Looking for something to do this weekend? Don’t take it from us, Philadelphia Weekly has got the answer for you. This Sunday, Sweet Tea is an event not to be missed. E. Patrick Johnson, who will be speaking, signing books and answering questions, gives his unique insight into the culture of black gay men in the south. His work began at Northwestern University, and lead him to research the oral histories of men in all of the states in the confederacy. His results, written in his newest book Sweet Tea, are fascinating.
Read the mention, titled Sweet Tea, written by Gerald Johnson in the Philadelphia Weekly below:
“Light years away from the clubs, cafes and queens of Philly’s Gayborhood, a love that dares not speak its name flourishes alongside chitlins, cornfields and conservative religious values. Many vilify the South’s red state repression, while others celebrate its old-fashioned charm. Virtually no one, however, writes about its queer black culture. Except Northwestern University scholar E. Patrick Johnson. “I interviewed gay black men in every state of the Confederacy,” Johnson says of the research he did for his book Sweet Tea, which records the accounts of men who juggle their blackness, Southernness and homosexuality. In his performance at the First Person Arts Festival, he restages select interviews. When pressed to pick a favorite, Johnson is at a loss, but he fondly remembers his oldest interviewee, the fabulous Countess Vivian, who came of age in 1930s New Orleans. “We lost touch after Katrina,” Johnson says. “But I had a reunion with him last month. Not only did he survive, but he never left. He‘ll be 98 years old.” Gerald Johnson

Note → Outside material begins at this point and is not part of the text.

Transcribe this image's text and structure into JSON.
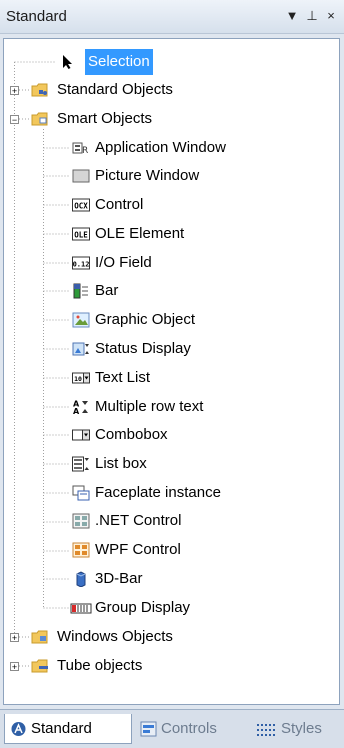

6pm. $12-$20. Painted Bride Art Center, 230 Vine St. 267.402.2055. firstpersonarts.org.”